The finished batch. I borrowed some spare Type B roundel decals from the Eduard kit as the Xtradecal sheet didn’t have enough to do every subject I wanted. The only real flaw with this kit is the center sections of the canopies are not as clear as they should be, I replaced what I could with spares from Eduard kits which are much better molded. Overall though I am happy with these kits as they go together well and are fun builds.  In total I spent 26.5 hours on these, or about 6 hours and 40 minutes per kit.

More completed Spitfire pictures here:

Airfix Supermarine Spitfire Mark Vc Batch Build in 1/72 Scale Part I

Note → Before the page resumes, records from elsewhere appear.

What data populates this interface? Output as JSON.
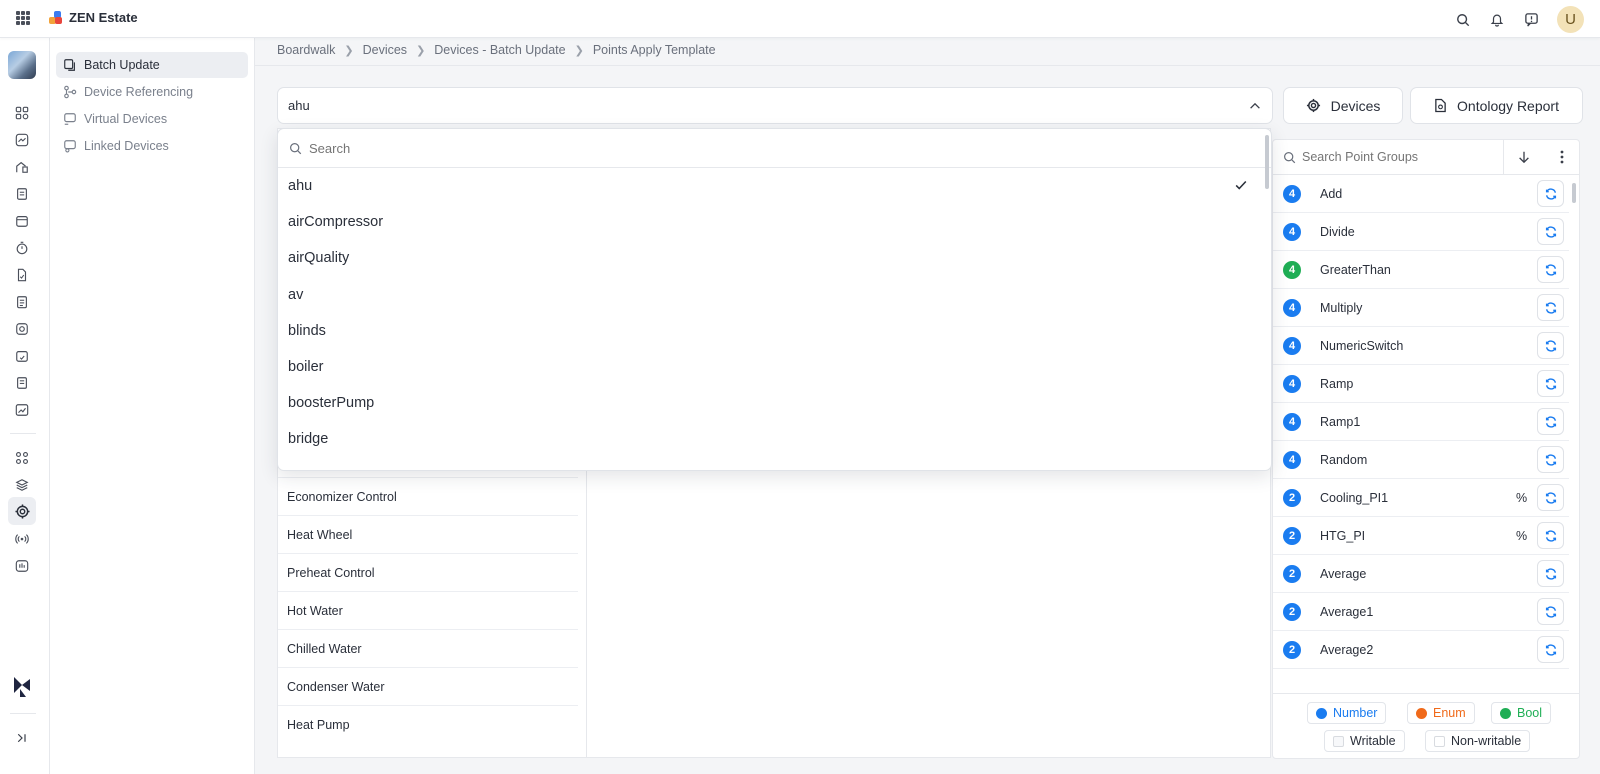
{
  "app": {
    "name": "ZEN Estate",
    "user_initial": "U"
  },
  "subnav": {
    "items": [
      {
        "label": "Batch Update",
        "active": true
      },
      {
        "label": "Device Referencing",
        "active": false
      },
      {
        "label": "Virtual Devices",
        "active": false
      },
      {
        "label": "Linked Devices",
        "active": false
      }
    ]
  },
  "breadcrumb": [
    "Boardwalk",
    "Devices",
    "Devices - Batch Update",
    "Points Apply Template"
  ],
  "template_select": {
    "value": "ahu"
  },
  "buttons": {
    "devices": "Devices",
    "ontology_report": "Ontology Report"
  },
  "dropdown": {
    "search_placeholder": "Search",
    "options": [
      "ahu",
      "airCompressor",
      "airQuality",
      "av",
      "blinds",
      "boiler",
      "boosterPump",
      "bridge"
    ],
    "selected": "ahu"
  },
  "equipment_list": [
    "Economizer Control",
    "Heat Wheel",
    "Preheat Control",
    "Hot Water",
    "Chilled Water",
    "Condenser Water",
    "Heat Pump"
  ],
  "point_groups": {
    "search_placeholder": "Search Point Groups",
    "items": [
      {
        "badge": "4",
        "color": "#1a7cf0",
        "name": "Add",
        "unit": ""
      },
      {
        "badge": "4",
        "color": "#1a7cf0",
        "name": "Divide",
        "unit": ""
      },
      {
        "badge": "4",
        "color": "#1fae55",
        "name": "GreaterThan",
        "unit": ""
      },
      {
        "badge": "4",
        "color": "#1a7cf0",
        "name": "Multiply",
        "unit": ""
      },
      {
        "badge": "4",
        "color": "#1a7cf0",
        "name": "NumericSwitch",
        "unit": ""
      },
      {
        "badge": "4",
        "color": "#1a7cf0",
        "name": "Ramp",
        "unit": ""
      },
      {
        "badge": "4",
        "color": "#1a7cf0",
        "name": "Ramp1",
        "unit": ""
      },
      {
        "badge": "4",
        "color": "#1a7cf0",
        "name": "Random",
        "unit": ""
      },
      {
        "badge": "2",
        "color": "#1a7cf0",
        "name": "Cooling_PI1",
        "unit": "%"
      },
      {
        "badge": "2",
        "color": "#1a7cf0",
        "name": "HTG_PI",
        "unit": "%"
      },
      {
        "badge": "2",
        "color": "#1a7cf0",
        "name": "Average",
        "unit": ""
      },
      {
        "badge": "2",
        "color": "#1a7cf0",
        "name": "Average1",
        "unit": ""
      },
      {
        "badge": "2",
        "color": "#1a7cf0",
        "name": "Average2",
        "unit": ""
      }
    ]
  },
  "legend": {
    "number": {
      "label": "Number",
      "color": "#1a7cf0"
    },
    "enum": {
      "label": "Enum",
      "color": "#f06a1a"
    },
    "bool": {
      "label": "Bool",
      "color": "#1fae55"
    },
    "writable": "Writable",
    "non_writable": "Non-writable"
  }
}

This is the Airfix Supermarine Spitfire Mk.Vc, kit number A02108 released in 2020. This is a new tool and very much in Airfix’s home court as it replaces their older tools and, well, it’s a Spitfire. I’ll be building a small batch of these, hopefully as a painless build before trying something more involved.
I was really pleased to see that Xtradecal issued a decal sheet targeting this kit, and it one with several interesting options. The Airfix kit has two decal options provided, one in U.S. markings and one in South African. I think at least one of the kit options should have been in Royal Air Force markings as this would have provided examples of the most common national insignia for the Spitfire.
On to the sprues! The kit is molded in the soft light blue plastic we now expect from Airfix. The panel line detail has come a long way and this kit features finely scribed recessed panel lines. I was pleasantly surprised to see just how nicely these were rendered. There are also optional upper wing parts for the clipped wing version, no cutting needed.
On the smaller parts sprues Airfix has provided the builder with a number of options. Both the Rotol and DeHavilland three-bladed propellers are provided along with their associated spinners. The Vokes tropical filter as depicted on the box art is included, as are parts for the standard nose panel and filter. Exhausts come with or without the gun heater tubes. The modeler can also choose to show the landing gear up and the canopy either opened or closed.
The cockpit is well-detailed and builds up as a tub to be inserted into the fuselage. You must do this before joining the fuselage halves but it fits nicely.
Here are two tubs assembled and painted. Seat belts are not included, I have made mine from masking tape. The instrument panel is the kit decal which is fine given what can be seen.

Part II here: